**Aim of the exercise**
Copy each line from the records below in which the word "Management" is found.

**Data section**
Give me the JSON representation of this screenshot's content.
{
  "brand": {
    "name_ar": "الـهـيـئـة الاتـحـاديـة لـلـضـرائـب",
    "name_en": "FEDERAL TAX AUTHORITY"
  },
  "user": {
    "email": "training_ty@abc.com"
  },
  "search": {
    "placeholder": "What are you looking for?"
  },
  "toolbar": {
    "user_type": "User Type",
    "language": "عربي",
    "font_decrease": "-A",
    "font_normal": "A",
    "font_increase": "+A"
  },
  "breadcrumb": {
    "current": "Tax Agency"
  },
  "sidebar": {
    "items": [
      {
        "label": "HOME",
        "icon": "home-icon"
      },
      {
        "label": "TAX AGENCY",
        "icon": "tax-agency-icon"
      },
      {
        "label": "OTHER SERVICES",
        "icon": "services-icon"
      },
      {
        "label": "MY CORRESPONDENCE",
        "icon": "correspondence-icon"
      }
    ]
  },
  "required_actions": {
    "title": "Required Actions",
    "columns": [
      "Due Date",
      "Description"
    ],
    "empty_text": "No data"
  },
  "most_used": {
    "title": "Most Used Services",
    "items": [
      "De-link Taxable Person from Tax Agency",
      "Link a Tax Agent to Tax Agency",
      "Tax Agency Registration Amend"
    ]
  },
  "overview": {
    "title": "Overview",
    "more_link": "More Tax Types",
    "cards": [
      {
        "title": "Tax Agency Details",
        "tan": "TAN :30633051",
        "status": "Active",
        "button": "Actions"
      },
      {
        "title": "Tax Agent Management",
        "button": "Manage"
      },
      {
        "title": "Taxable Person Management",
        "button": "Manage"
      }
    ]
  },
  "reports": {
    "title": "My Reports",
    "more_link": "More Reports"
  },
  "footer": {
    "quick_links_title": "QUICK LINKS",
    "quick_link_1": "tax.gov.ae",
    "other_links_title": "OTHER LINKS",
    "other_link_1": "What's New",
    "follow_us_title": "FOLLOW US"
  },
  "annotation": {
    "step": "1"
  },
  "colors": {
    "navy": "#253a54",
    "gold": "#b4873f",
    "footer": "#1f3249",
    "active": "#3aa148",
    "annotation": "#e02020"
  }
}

**Result**
        "title": "Tax Agent Management",
        "title": "Taxable Person Management",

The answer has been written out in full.